ABOUT THIS EXERCISE: Your output should be one number, which is how many lines in the material contain "zoom".
=======
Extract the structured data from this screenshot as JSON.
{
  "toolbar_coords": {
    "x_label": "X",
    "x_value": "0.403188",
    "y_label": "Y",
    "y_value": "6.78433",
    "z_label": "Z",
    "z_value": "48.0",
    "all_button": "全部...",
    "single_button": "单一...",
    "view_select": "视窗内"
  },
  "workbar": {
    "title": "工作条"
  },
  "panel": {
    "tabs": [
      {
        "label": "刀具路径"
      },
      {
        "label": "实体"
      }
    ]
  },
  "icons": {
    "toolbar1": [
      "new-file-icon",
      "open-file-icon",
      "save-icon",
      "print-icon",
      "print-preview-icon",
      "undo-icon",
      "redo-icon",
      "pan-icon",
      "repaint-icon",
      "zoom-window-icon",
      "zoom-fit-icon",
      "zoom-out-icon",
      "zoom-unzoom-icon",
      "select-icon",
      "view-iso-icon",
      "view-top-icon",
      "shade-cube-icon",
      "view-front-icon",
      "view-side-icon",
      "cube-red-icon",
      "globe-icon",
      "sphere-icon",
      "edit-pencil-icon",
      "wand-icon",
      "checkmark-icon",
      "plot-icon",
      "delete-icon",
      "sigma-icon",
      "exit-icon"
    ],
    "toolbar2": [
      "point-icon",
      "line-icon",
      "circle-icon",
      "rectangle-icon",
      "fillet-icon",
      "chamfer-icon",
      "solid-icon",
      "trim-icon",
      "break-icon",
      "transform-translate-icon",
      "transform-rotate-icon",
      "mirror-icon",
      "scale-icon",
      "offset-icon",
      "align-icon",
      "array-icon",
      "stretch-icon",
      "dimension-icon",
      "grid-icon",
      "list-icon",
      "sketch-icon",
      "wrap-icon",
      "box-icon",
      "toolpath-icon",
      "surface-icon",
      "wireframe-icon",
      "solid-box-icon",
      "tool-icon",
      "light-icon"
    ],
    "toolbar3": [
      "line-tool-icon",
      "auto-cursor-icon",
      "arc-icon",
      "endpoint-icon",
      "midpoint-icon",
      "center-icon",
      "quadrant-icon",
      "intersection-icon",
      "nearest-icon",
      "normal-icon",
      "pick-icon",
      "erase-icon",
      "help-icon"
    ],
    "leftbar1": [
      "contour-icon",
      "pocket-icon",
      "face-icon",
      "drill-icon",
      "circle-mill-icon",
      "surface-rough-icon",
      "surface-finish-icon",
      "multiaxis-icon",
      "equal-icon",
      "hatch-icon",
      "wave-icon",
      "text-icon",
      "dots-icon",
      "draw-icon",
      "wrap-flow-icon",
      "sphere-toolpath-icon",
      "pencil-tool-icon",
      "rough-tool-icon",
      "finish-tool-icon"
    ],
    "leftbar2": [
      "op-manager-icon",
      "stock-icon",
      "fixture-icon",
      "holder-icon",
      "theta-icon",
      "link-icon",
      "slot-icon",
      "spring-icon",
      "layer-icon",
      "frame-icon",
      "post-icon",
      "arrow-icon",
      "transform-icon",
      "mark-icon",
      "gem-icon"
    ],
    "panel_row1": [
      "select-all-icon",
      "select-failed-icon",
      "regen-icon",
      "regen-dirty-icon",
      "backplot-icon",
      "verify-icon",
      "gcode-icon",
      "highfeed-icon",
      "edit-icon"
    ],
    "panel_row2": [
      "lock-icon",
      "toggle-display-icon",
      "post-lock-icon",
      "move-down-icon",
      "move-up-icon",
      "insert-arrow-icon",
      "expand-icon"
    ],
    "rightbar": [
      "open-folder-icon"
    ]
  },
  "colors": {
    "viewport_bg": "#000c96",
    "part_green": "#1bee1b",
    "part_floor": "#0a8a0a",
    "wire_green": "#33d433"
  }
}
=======
EXERCISE OUTPUT: 4